By Hannah Mwaura
After 40 years of directing community bands and teaching music at University of Findlay, Jack Taylor, professor of music, plans to retire after Findlay Civic Band’s summer 2020 performances.
Taylor arrived at the University in 1980, after the college eliminated the music major. Some administrators sought to salvage the element of music appreciation and education for the Findlay experience, which is what led to Taylor’s hire. As a jazz musician with plenty of performance experience, it was believed that Taylor could help turn the tide by organizing a
jazz combo comprised of about five musicians. He had his work cut out for him: only seven students were enrolled in band, one of them strictly as a cymbal player. Over the years, Taylor expanded Findlay’s music program to include the marching band, orchestra, symphonic band, and wind ensemble. Today’s music program enrollment is approximately 150 students.
After the Findlay Civic Band’s summer performance, Taylor intends to take at least a year-long break from direct music involvement. Meanwhile, he plans to visit with family, from grandchildren to his parents, and help them in various ways.
Taylor reflected on his time at Findlay:
What is special about the University of Findlay?
The University of Findlay was my first “small college” experience. I went to high school and took my music degrees at two larger institutions and never before experienced the wonderful feeling of closeness and “family” that I came to know in Findlay. Add that to the joy of getting to know how kind and warm people in the Midwest could be (I come from a suburb of Philadelphia where folks are a bit more coarse), we soon realized that Findlay would be the perfect place to raise our children and spend our lives.
What will you miss the most about being Findlay’s band director?

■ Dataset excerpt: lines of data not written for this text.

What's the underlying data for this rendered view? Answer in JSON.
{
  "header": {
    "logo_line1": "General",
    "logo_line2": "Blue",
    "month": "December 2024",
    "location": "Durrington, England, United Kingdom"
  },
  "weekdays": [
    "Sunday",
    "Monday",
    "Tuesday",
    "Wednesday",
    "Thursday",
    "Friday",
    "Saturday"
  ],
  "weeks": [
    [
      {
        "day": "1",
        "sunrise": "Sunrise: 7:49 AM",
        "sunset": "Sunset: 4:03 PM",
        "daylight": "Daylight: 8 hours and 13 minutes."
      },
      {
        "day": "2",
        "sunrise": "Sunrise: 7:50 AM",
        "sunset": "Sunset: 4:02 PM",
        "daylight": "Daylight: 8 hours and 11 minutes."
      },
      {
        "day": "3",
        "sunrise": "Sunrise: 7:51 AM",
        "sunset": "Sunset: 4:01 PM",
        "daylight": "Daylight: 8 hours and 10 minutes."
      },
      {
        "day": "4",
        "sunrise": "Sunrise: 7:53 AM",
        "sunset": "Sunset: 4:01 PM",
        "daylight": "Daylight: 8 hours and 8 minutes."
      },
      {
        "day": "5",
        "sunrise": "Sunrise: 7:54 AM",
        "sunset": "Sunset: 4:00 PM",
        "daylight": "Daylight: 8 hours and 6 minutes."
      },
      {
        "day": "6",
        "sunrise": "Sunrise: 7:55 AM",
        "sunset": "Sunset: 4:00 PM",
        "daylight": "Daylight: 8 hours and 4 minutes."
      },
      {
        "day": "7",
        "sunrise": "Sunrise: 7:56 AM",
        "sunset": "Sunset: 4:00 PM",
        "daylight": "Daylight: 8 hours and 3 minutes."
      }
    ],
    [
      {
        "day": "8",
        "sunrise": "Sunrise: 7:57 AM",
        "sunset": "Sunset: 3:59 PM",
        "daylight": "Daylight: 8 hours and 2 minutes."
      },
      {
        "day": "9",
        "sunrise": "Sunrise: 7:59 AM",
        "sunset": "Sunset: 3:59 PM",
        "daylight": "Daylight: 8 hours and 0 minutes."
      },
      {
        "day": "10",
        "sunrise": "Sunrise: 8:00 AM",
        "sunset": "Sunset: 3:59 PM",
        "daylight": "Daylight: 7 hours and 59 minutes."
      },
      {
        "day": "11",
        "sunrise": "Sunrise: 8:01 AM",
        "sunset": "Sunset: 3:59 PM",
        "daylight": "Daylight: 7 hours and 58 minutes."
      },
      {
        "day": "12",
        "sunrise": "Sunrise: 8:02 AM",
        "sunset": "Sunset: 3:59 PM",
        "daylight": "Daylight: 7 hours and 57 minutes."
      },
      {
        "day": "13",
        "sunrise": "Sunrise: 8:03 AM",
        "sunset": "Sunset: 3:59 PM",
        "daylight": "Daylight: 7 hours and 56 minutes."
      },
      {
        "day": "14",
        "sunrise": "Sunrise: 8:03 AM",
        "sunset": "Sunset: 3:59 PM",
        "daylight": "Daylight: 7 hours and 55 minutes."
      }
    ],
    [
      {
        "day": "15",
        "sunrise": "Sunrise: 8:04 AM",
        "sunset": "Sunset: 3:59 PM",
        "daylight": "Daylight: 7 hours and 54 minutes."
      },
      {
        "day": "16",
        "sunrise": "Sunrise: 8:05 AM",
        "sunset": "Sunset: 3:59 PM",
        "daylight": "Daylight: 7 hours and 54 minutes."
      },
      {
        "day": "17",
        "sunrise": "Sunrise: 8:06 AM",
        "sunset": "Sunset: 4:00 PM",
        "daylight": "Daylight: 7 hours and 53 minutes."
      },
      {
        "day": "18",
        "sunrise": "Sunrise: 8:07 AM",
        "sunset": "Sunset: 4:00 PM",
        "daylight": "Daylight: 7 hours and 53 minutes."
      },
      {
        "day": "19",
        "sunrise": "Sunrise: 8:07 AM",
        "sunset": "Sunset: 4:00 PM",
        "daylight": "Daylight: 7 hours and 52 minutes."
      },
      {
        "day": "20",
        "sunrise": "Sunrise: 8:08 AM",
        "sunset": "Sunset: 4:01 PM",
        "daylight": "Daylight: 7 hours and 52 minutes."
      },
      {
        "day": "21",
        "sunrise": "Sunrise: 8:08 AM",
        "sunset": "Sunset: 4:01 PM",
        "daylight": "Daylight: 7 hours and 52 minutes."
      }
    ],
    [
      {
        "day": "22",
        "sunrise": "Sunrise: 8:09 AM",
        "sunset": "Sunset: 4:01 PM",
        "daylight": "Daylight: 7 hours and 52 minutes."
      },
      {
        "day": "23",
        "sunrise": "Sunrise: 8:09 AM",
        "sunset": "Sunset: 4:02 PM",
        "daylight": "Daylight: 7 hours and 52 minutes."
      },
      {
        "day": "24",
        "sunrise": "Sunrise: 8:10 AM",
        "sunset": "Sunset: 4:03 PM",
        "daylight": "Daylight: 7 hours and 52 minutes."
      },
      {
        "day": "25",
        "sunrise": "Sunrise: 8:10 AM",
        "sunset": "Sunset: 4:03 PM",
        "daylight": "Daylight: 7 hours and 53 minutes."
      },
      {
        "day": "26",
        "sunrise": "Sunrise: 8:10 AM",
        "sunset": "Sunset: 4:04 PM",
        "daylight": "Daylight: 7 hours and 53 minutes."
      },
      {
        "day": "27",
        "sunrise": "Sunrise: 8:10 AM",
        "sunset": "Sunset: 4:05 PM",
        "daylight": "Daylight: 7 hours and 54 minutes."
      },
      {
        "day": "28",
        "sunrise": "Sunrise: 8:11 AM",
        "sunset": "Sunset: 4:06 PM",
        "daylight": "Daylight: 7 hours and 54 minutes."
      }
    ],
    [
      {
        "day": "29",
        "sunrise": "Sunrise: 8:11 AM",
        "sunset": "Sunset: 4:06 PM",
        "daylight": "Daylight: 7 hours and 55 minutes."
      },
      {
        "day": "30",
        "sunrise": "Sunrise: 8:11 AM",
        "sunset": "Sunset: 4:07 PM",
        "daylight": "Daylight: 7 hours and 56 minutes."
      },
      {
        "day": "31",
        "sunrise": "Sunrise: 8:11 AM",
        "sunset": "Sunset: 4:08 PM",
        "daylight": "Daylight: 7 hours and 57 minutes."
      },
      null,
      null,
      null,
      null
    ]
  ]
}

No question – I’ll miss the relationships. “Family” has been central to my work at the University and in the community. We’ve cultivated that relationship with University of Findlay students even more so as of late since our own three sons have married, moved away, and are busy now with their own families. But we’ve also adopted a “family” of community musicians in Findlay and Northwest Ohio. I’ve worked with some of those folks for well over 30 years.
What kind of impact did Findlay have on your life?
I keep coming back to “family” but that’s been everything for us. Pat and I came to Findlay fresh out of grad school at Yale. We were 25 years old, married for only four years and pushing a six-month old baby in a stroller. Findlay College gave me my first experience as a college professor. Colleagues at Findlay College made us instantly feel at home. We were alone in Ohio with no friends or family and the people in the Findlay community welcomed us. We came to learn of the value of friends and colleagues with no other of our family members in the area.
What impact do you hope you had on the lives of Findlay students?
I hope my students have taken away the love and passion for music that I’ve felt since I was a kid. I hope they have developed a feeling of self-confidence as a result of their experience in my bands that will help them to reach for the stars in their careers. I hope that I’ve helped them learn some important lessons about commitment, teamwork, and responsibility.
How do you think your work as band director and the music program helped students have meaningful lives and productive careers?
You’d have to ask them about that but I can’t imagine anyone’s life being meaningful without the gift of music. As for productive careers – I have to trust that my colleagues have prepared them for that – we’ve had no music majors during my time in Findlay – so we’ve not prepared career musicians. We HAVE, however, prepared a LOT of people who are going to find other walks of life. Those same people will likely be active in their communities as volunteer or semi-professional musicians.